After what seemed to be an interminably long, harsh winter, it is finally spring. Hallelujah! Yet now, I feel as though I can’t quite keep up with the accelerated pace of this much awaited season. While I’m inclined to linger and delight in seeing the various signs of the emerging spring, I’m acutely cognizant of the tasks that await my attention in the garden. Each day reveals how rapidly the garden is coming alive. It is as though I’m watching the progress of a large scale painting in a time-compressed film.
While the garden is on fast forward, I get the sense that I’m being left behind. It is a bit overwhelming and tremendously annoying. After all, I’m the one who waited with great anticipation and joy for the arrival of this beautiful, highly popular friend. I made all the arrangements and plans to give her a proper welcome. Now that she has arrived, I’m barely given any of her time. The friend is off mingling and being the center of worldly attention while I’m left holding the trowel. So utterly unfair.

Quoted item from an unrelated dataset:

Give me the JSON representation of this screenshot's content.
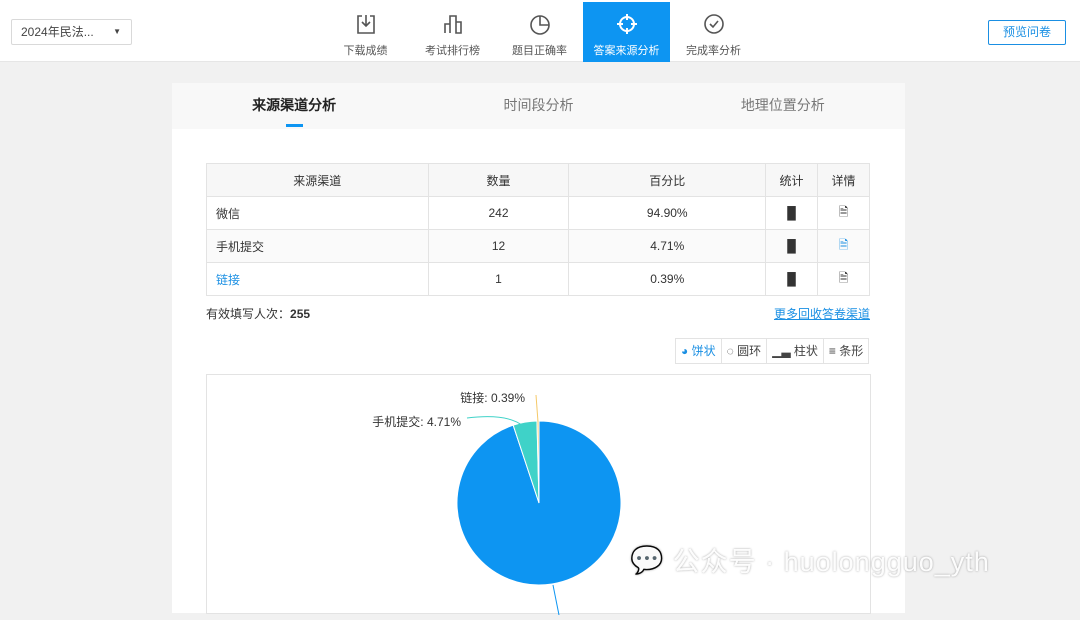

I cannot bear feeling this way. Thus, true to my nature, I decide to get a grip. I am not going to deprive myself of reveling in the season. Nor am I going to let myself be overcome by the rather daunting list of chores to be addressed. I’m a seasoned gardener I remind myself. So garden already!
I sit down to write my famed master list. Although the number of tasks are many and some quite physically demanding, I know they will get done. It is the fact that the garden must be visitor-ready for the Open Day on May 25th that makes it a matter of some urgency. In the process of getting organized, I find the list I made last year. The date on it indicates I am a whole month behind this year. The tediously long winter has set me back considerably. With a deficit of four weeks, it is no wonder I’m feeling the pressure! Just then I look out the window to see a cardinal perched on the sugar maple that is fast putting out its own red tinted plumage. I can sense my muscles begin to relax.
Ah, so it is not my fault but the hand of nature – this realization is a relief and empowering in a way. It always feels good to have something or somebody else to blame don’t you agree? List completed, I assign the items to days on the calender. Taking into consideration the time required, availability of help ( in my case my family) and other non-horticultural obligations, I put every chore down. When I’m done scribbling all over the calender, I’m pleasantly surprised to note that in spite of all that busyness, I have time every single day to luxuriate in the season. Some days offer up only a few minutes and some give much more. It is all up to me to avail of this gift. No matter the quantity of time, the benefits of letting nature nurture me will go a long way in my well being. I remind myself that I must never let anything get in the way.
If you are reading this, I know you feel as I do. So, make yourself a promise to partake of natures bountiful wonders on a daily basis. Observe what is in bloom, what smells good, what sounds you hear. This focus will be a meditation of sorts. I promise, you will feel wonderful. Together we will approach the rest of our busy schedules with equanimity and can-do-ness.
Remember, there will always be chores but the crocus will bloom but once each year.
Signs Of Spring:
(c) 2013 Shobha Vanchiswar